“Whistleblowing carries significant disincentives, particularly in the corporate context, for any whistleblower,” Krmoyan writes. “With these disincentives in mind, whistleblowing about corruption involves additional complications. ... [P]otential whistleblowers in this context bear in mind the consequences they may face not only from their employer but also, potentially, from government actors.”
To encourage such at-risk employees to come forward, Krmoyan proposes offering immigration incentives in the form of two legislative solutions: a new “W” visa for foreign FCPA whistleblowers and amendments to the existing S-5 “informant” visa to allow whistleblowers to seek protection. Similar incentives have been offered to foreign informants in organized crime and human trafficking operations, he notes.
“The prospect of immigrating to the U.S. can be especially appealing for foreign FCPA whistleblowers that risk losing their job with no retaliation protections in place or facing risk of more serious harm,” Krmoyan argues.
“No doubt, not every person in these circumstances will say ‘yes.’ However, more people would entertain the idea of reporting, compared to the status quo of no immigration incentives and a likelihood of retaliation, where many FCPA violations likely go unnoticed and the deterrent effect of the U.S. whistleblower regime is weakened.”
“Ken identifies a significant problem in international investigations of overseas bribery and discusses the varying national perceptions of whistleblowers,” Brewster said in her nomination. “He then provides a well thought out immigration-based solution that would partially address the issue. [T]he paper is an excellent explanation of the challenges facing foreign whistleblowers and provides an innovative policy solution.”

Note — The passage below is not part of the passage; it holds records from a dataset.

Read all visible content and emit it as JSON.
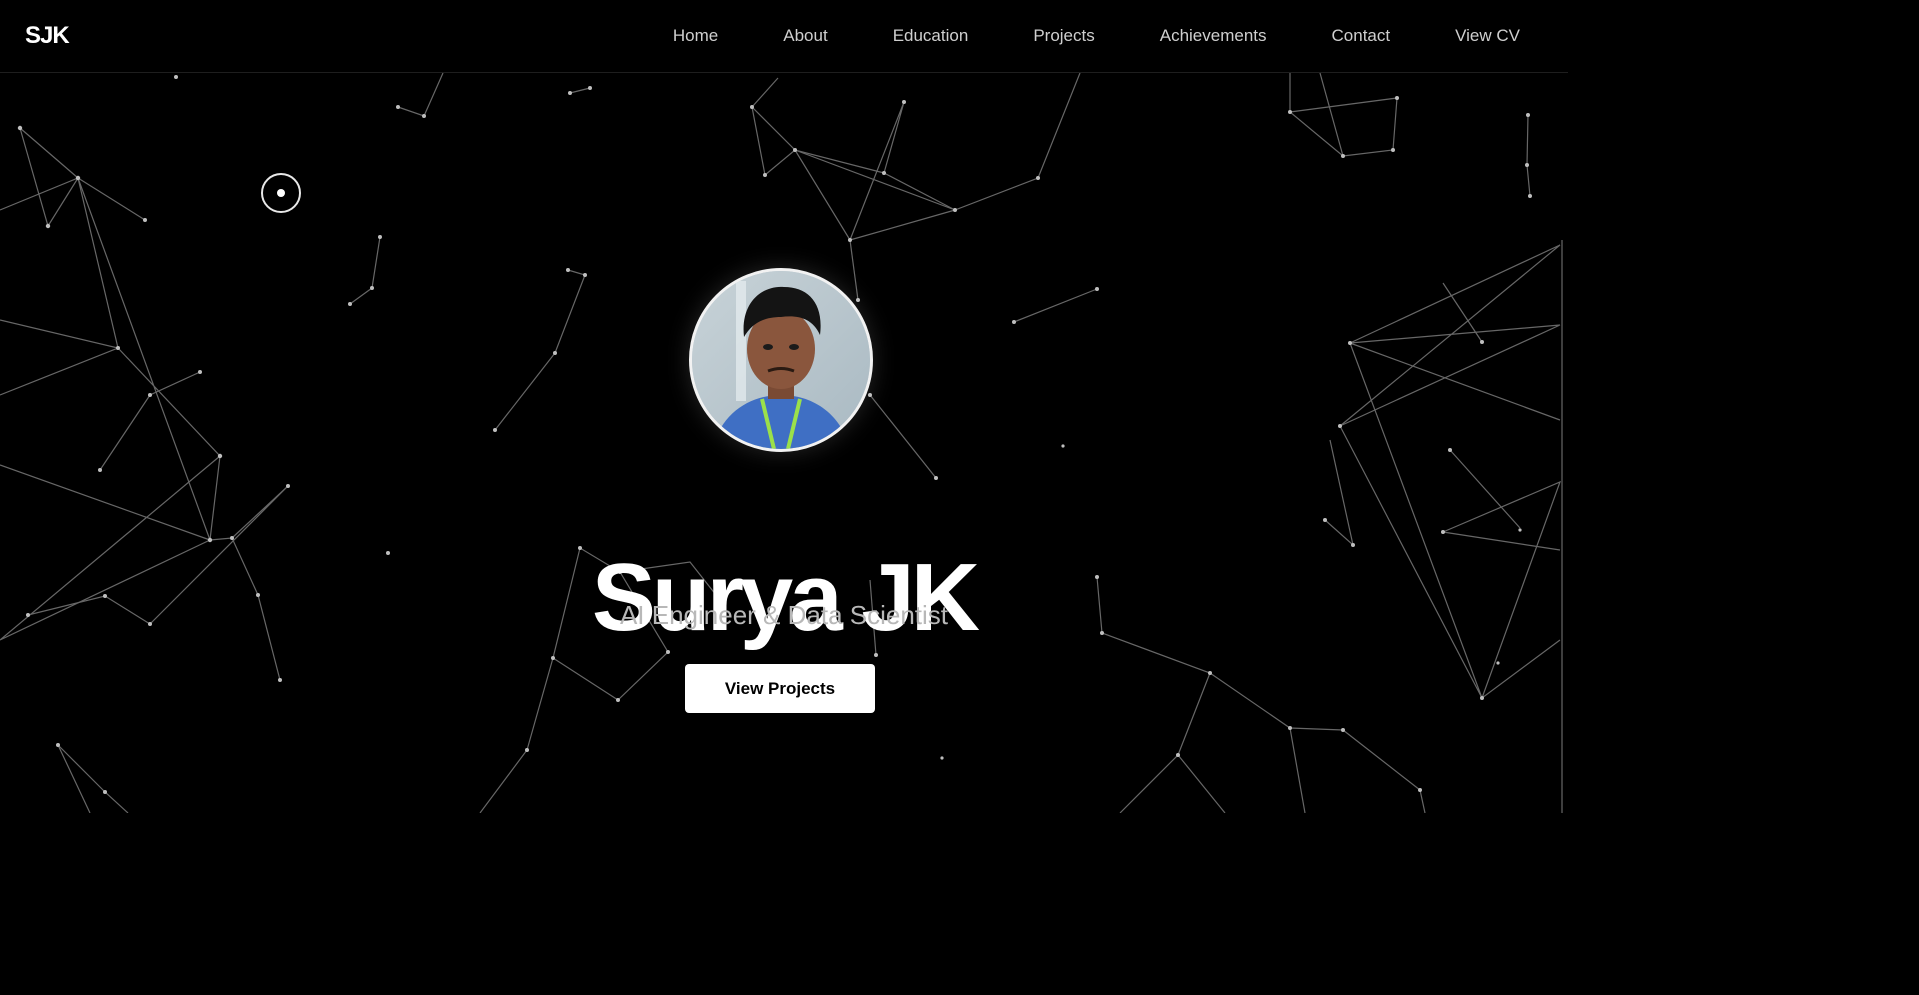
{
  "brand": {
    "logo": "SJK"
  },
  "nav": {
    "items": [
      {
        "label": "Home"
      },
      {
        "label": "About"
      },
      {
        "label": "Education"
      },
      {
        "label": "Projects"
      },
      {
        "label": "Achievements"
      },
      {
        "label": "Contact"
      },
      {
        "label": "View CV"
      }
    ]
  },
  "hero": {
    "name": "Surya JK",
    "role": "AI Engineer & Data Scientist",
    "cta_label": "View Projects",
    "avatar_icon": "profile-photo"
  },
  "theme": {
    "background": "#000000",
    "text": "#ffffff",
    "muted_text": "#b8b8b8",
    "network_line": "#8a8a8a"
  }
}
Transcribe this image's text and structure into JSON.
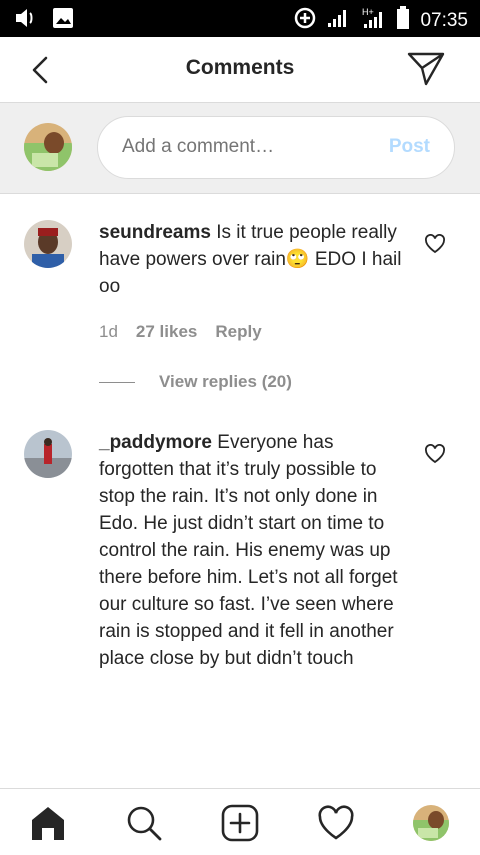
{
  "status_bar": {
    "time": "07:35",
    "icons": [
      "volume-icon",
      "image-icon",
      "data-saver-icon",
      "signal-icon",
      "signal-h-plus-icon",
      "battery-icon"
    ]
  },
  "header": {
    "title": "Comments",
    "back_icon": "chevron-left-icon",
    "share_icon": "paper-plane-icon"
  },
  "compose": {
    "placeholder": "Add a comment…",
    "post_label": "Post"
  },
  "comments": [
    {
      "username": "seundreams",
      "text": "Is it true people really have powers over rain🙄 EDO I hail oo",
      "age": "1d",
      "likes": "27 likes",
      "reply_label": "Reply",
      "view_replies": "View replies (20)"
    },
    {
      "username": "_paddymore",
      "text": "Everyone has forgotten that it’s truly possible to stop the rain. It’s not only done in Edo. He just didn’t start on time to control the rain. His enemy was up there before him. Let’s not all forget our culture so fast. I’ve seen where rain is stopped and it fell in another place close by but didn’t touch"
    }
  ],
  "bottom_nav": [
    "home-icon",
    "search-icon",
    "add-post-icon",
    "activity-heart-icon",
    "profile-avatar"
  ],
  "colors": {
    "text": "#262626",
    "secondary_text": "#8e8e8e",
    "post_disabled": "#b3dbff",
    "status_bar": "#000000",
    "compose_bg": "#efefef"
  }
}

Krmoyan noted that he was born and raised in Yerevan, Armenia, and moved to the U.S. after graduating from high school. He earned bachelor’s and master’s degrees at the University of Chicago and is an articles editor for the Duke Law Journal. The 2022 Jessup Cup winner, Krmoyan serves as Dean’s Cup Coordinator for Moot Court. He also served as judicial intern to Judge Christopher R. Cooper of the U.S. District Court for the District of Columbia and plans to join Simpson Thacher & Bartlett after leaving Duke Law.
“An immigration-focused solution came naturally to me thanks to my background,” Krmoyan said. “I have also been fortunate to take Professor Kate Evans’s U.S. Immigration and Nationality Law course and receive really useful feedback from her on my note. In a way, my piece is a combination of my interests in corporate criminal law and immigration law.”
“FCPA compliance and investigations are a big practice, and I’m fortunate to bring to the table my knowledge of this area of law, thanks to research for the piece,” he said.